*** Opening RECORD EXTRACTS ***

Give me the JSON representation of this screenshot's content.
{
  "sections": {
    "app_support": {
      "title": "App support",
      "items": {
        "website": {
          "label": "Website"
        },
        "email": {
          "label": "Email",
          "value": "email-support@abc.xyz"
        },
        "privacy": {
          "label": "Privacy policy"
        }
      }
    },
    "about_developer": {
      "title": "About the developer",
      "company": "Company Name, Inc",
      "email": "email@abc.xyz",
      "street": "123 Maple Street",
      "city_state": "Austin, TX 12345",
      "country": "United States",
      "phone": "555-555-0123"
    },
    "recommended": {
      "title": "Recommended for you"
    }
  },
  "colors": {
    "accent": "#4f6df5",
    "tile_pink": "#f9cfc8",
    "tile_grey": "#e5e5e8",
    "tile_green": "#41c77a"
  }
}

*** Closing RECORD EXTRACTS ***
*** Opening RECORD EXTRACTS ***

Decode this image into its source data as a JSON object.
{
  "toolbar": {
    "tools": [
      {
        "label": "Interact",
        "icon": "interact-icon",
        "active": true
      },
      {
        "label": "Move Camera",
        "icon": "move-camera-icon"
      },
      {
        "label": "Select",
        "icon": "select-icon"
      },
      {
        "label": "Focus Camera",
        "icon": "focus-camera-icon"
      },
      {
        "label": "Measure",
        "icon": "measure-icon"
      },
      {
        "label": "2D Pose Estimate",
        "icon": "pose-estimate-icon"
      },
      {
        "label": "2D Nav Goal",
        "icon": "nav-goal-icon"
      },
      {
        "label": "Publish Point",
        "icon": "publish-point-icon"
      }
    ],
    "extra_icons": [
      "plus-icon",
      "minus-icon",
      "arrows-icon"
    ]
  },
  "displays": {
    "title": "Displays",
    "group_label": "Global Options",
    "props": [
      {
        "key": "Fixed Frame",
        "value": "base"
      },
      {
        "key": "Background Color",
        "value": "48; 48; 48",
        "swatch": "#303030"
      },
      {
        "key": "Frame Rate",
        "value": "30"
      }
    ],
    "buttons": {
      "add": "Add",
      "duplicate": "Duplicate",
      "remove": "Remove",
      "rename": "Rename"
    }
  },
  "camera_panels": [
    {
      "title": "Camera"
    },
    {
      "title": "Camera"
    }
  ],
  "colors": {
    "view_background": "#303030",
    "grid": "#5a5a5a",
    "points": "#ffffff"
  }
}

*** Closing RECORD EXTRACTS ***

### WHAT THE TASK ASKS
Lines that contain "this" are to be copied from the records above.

### ANSWER SECTION
Give me the JSON representation of this screenshot's content.
Decode this image into its source data as a JSON object.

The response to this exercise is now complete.